Whenever a line in the entries below contains "icon", copy that line.

** STORED DATA follows **

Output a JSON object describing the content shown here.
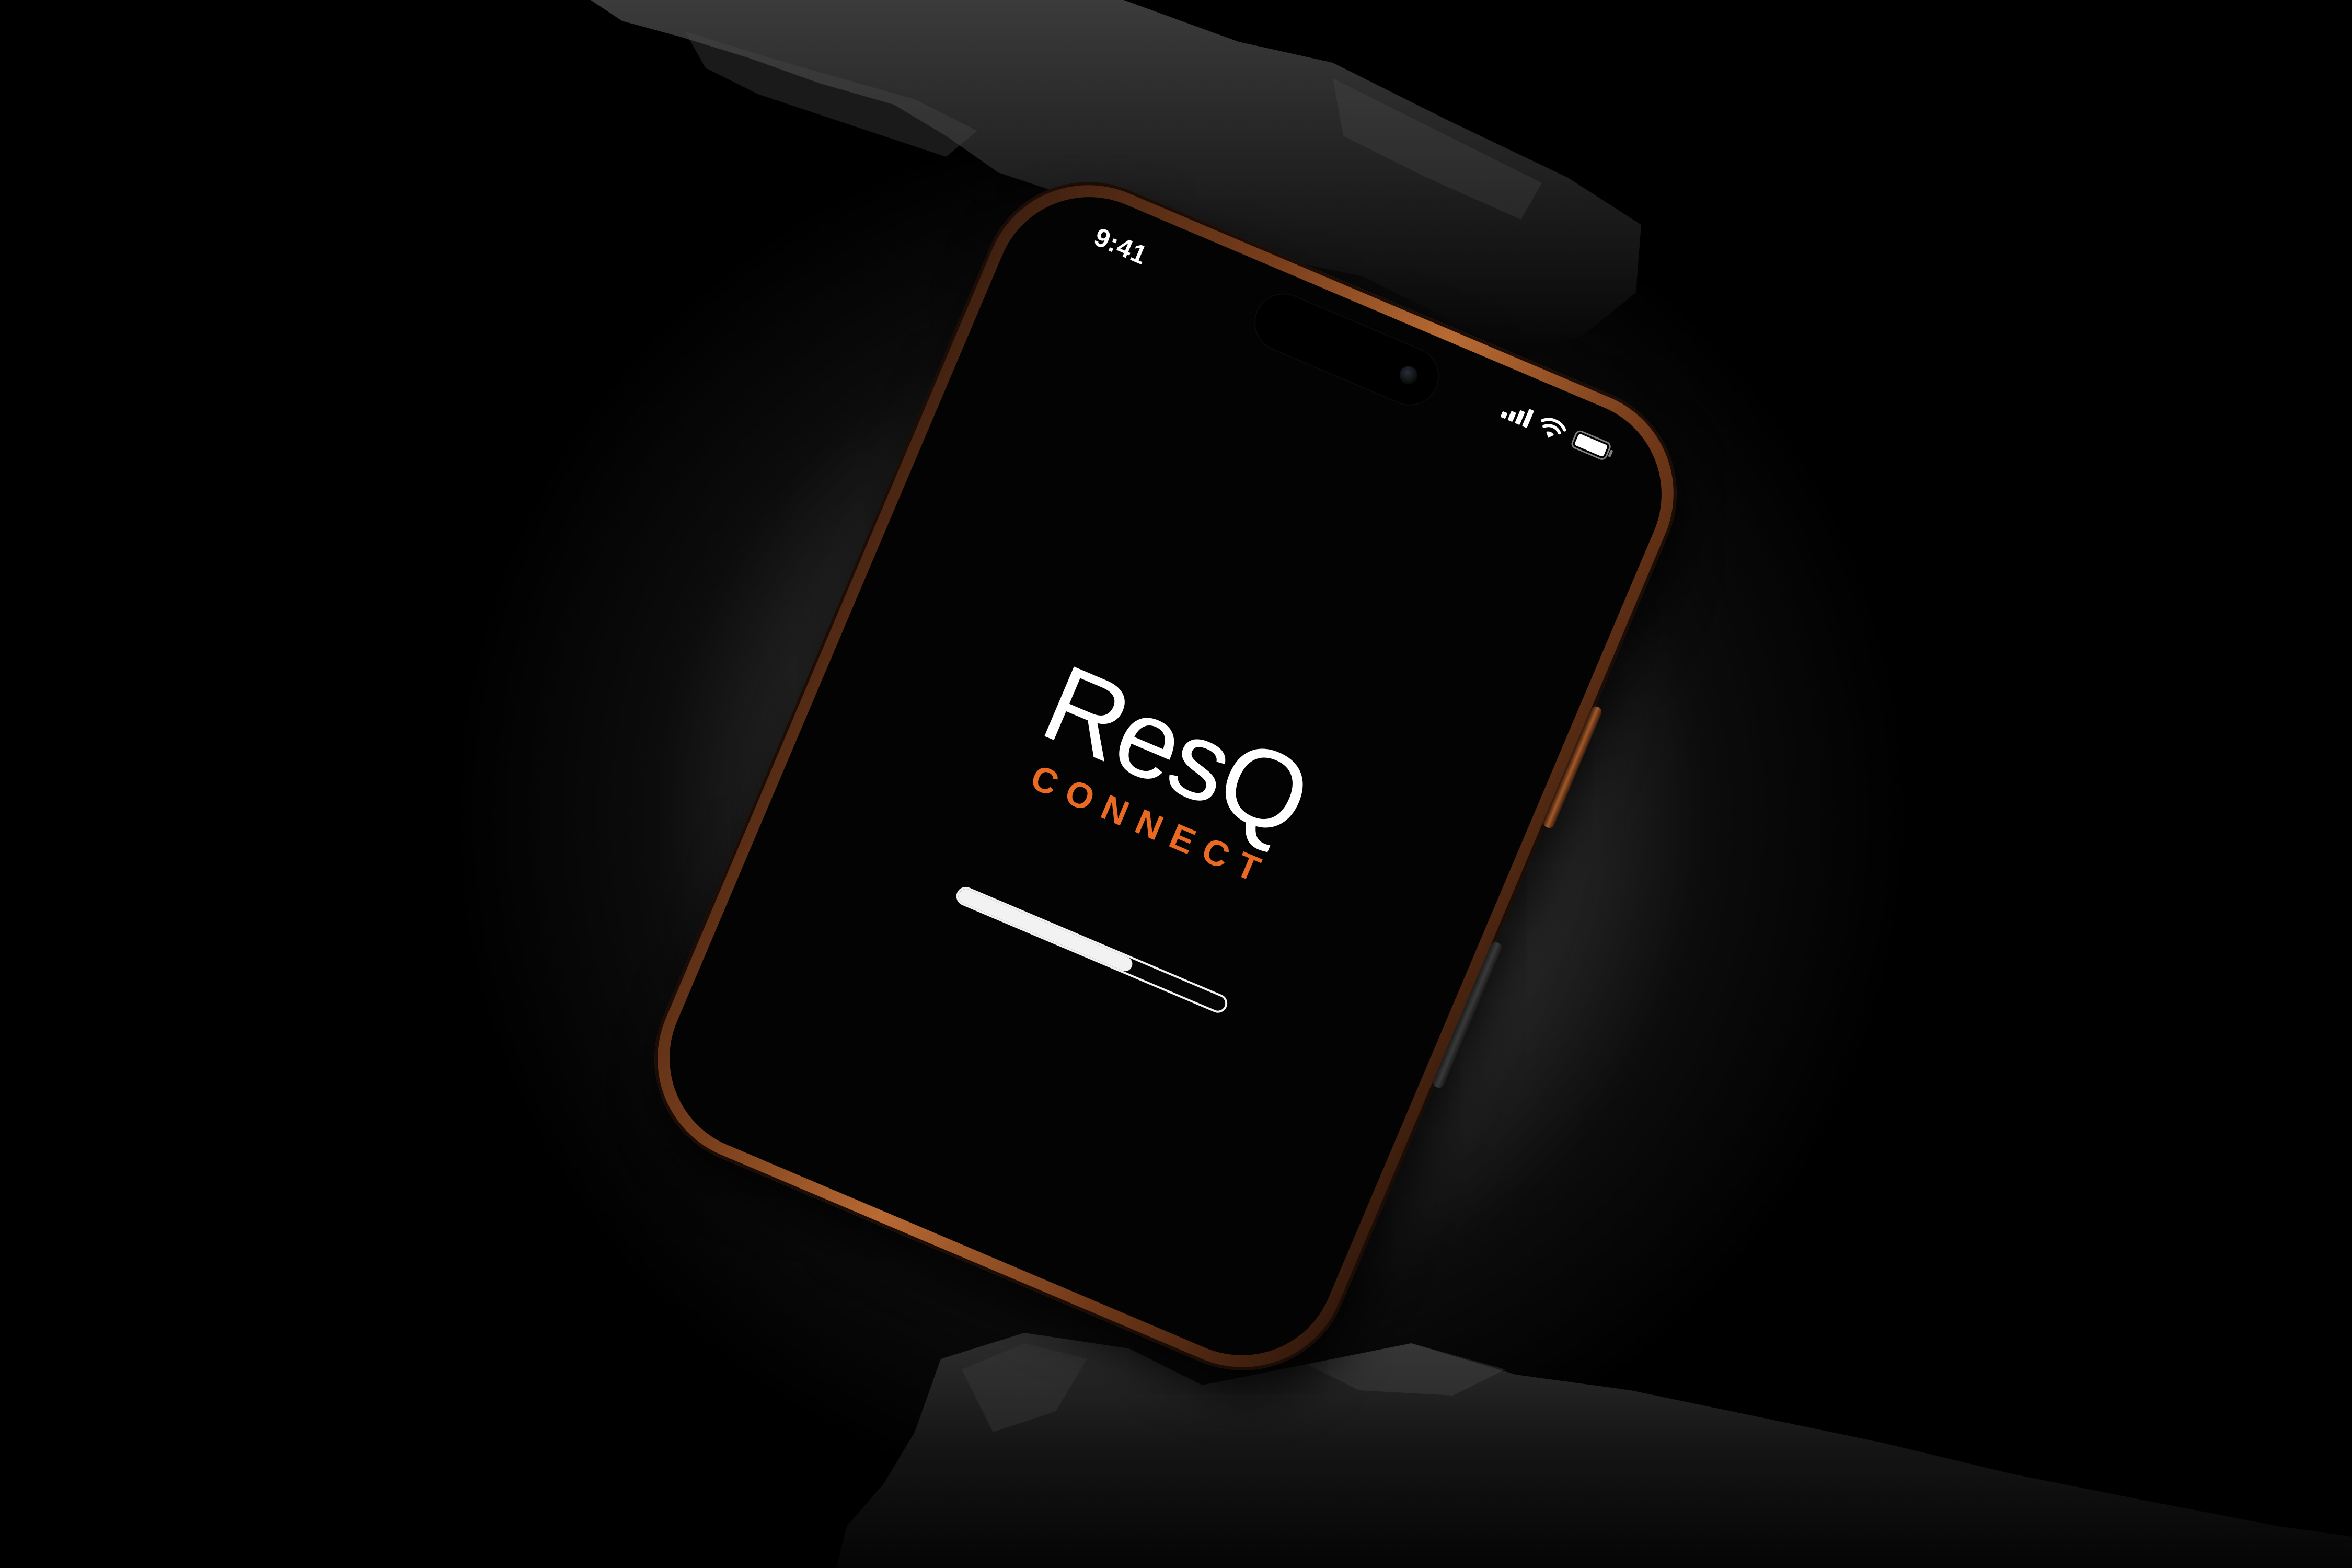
{
  "status_bar": {
    "time": "9:41",
    "signal_icon": "cellular-signal-icon",
    "wifi_icon": "wifi-icon",
    "battery_icon": "battery-icon"
  },
  "splash": {
    "logo_primary": "ResQ",
    "logo_secondary": "CONNECT",
    "loading_progress": 0.65
  },
  "colors": {
    "brand_orange": "#ea6a24",
    "screen_background": "#030303",
    "text_primary": "#ffffff",
    "phone_frame": "#7a3f1c"
  }
}
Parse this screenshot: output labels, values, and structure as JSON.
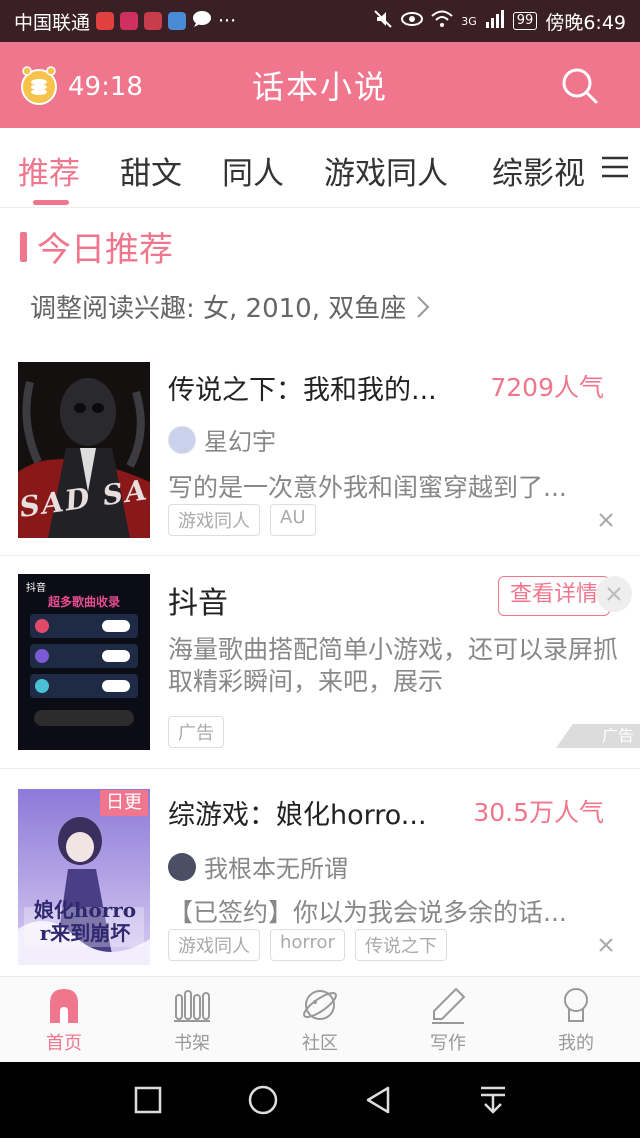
{
  "status_bar": {
    "carrier": "中国联通",
    "network": "3G",
    "battery": "99",
    "time": "傍晚6:49"
  },
  "header": {
    "timer": "49:18",
    "title": "话本小说"
  },
  "tabs": [
    {
      "label": "推荐",
      "active": true
    },
    {
      "label": "甜文",
      "active": false
    },
    {
      "label": "同人",
      "active": false
    },
    {
      "label": "游戏同人",
      "active": false
    },
    {
      "label": "综影视",
      "active": false
    }
  ],
  "section": {
    "title": "今日推荐",
    "interest": "调整阅读兴趣: 女, 2010, 双鱼座"
  },
  "books": [
    {
      "title": "传说之下：我和我的...",
      "popularity": "7209人气",
      "author": "星幻宇",
      "description": "写的是一次意外我和闺蜜穿越到了...",
      "tags": [
        "游戏同人",
        "AU"
      ],
      "cover_text": "SAD SA"
    },
    {
      "title": "综游戏：娘化horro...",
      "popularity": "30.5万人气",
      "author": "我根本无所谓",
      "description": "【已签约】你以为我会说多余的话...",
      "tags": [
        "游戏同人",
        "horror",
        "传说之下"
      ],
      "badge": "日更",
      "cover_text": "娘化horror来到崩坏"
    }
  ],
  "ad": {
    "name": "抖音",
    "button": "查看详情",
    "description": "海量歌曲搭配简单小游戏，还可以录屏抓取精彩瞬间，来吧，展示",
    "tag": "广告",
    "badge": "广告",
    "cover_brand": "抖音",
    "cover_heading": "超多歌曲收录"
  },
  "bottom_nav": [
    {
      "label": "首页",
      "icon": "home-icon",
      "active": true
    },
    {
      "label": "书架",
      "icon": "bookshelf-icon",
      "active": false
    },
    {
      "label": "社区",
      "icon": "planet-icon",
      "active": false
    },
    {
      "label": "写作",
      "icon": "pen-icon",
      "active": false
    },
    {
      "label": "我的",
      "icon": "profile-icon",
      "active": false
    }
  ],
  "colors": {
    "accent": "#f0768e",
    "status_bar": "#3a1f24"
  }
}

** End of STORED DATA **

SOLUTION
    "signal_icon": "cellular-signal-icon",
    "wifi_icon": "wifi-icon",
    "battery_icon": "battery-icon"
      "icon": "home-icon",
      "icon": "bookshelf-icon",
      "icon": "planet-icon",
      "icon": "pen-icon",
      "icon": "profile-icon",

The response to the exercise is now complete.